Collect each line of the entries that holds the string "data".
*** Opening Material for this exercise ***
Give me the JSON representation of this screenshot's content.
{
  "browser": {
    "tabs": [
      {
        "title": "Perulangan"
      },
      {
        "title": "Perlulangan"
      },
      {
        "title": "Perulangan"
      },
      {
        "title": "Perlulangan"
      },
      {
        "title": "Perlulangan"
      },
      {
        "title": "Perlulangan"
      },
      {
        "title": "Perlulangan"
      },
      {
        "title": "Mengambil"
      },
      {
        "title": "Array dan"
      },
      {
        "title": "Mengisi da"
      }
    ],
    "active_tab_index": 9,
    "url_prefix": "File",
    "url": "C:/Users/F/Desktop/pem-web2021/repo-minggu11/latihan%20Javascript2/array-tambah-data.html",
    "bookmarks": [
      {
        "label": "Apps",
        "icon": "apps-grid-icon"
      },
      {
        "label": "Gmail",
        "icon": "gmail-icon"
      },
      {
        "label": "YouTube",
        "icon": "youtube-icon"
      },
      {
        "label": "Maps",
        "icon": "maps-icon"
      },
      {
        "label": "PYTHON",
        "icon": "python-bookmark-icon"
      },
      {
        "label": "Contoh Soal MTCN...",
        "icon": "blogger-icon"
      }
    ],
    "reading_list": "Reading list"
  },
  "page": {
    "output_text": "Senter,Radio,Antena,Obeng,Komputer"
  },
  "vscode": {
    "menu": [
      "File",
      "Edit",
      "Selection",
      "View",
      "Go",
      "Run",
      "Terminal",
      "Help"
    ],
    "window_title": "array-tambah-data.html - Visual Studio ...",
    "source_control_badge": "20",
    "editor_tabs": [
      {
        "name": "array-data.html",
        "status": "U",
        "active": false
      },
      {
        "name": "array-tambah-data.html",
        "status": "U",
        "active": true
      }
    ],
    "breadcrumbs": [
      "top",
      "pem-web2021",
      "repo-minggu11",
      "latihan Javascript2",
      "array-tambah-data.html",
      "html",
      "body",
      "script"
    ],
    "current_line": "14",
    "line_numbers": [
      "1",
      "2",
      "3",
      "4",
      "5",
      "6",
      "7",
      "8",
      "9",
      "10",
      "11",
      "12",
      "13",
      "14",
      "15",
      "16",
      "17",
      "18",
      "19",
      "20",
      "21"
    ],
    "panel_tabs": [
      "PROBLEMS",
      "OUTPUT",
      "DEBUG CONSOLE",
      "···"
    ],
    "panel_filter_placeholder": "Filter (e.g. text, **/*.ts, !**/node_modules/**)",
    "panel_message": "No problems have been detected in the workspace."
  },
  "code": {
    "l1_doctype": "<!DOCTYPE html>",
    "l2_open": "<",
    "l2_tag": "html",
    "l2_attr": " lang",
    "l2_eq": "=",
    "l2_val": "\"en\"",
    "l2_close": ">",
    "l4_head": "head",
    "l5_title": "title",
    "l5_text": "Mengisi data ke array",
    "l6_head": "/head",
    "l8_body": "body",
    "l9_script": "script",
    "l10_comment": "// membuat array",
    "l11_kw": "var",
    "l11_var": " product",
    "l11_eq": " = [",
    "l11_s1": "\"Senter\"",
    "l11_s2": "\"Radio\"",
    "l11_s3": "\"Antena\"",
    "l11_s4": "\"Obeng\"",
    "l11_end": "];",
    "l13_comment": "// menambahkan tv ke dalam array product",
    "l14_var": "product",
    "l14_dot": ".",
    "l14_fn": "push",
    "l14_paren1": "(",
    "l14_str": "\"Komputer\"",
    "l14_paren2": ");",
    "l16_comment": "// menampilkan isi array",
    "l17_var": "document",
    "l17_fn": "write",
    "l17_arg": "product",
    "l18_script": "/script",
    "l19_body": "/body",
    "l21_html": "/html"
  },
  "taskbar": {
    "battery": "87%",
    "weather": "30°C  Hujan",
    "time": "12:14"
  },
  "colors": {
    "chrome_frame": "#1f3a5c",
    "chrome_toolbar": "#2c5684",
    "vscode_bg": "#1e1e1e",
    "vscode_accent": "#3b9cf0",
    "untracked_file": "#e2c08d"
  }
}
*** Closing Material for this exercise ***
• **Completed exercise**:
    "url": "C:/Users/F/Desktop/pem-web2021/repo-minggu11/latihan%20Javascript2/array-tambah-data.html",
    "window_title": "array-tambah-data.html - Visual Studio ...",
        "name": "array-data.html",
        "name": "array-tambah-data.html",
      "array-tambah-data.html",
    "l5_text": "Mengisi data ke array",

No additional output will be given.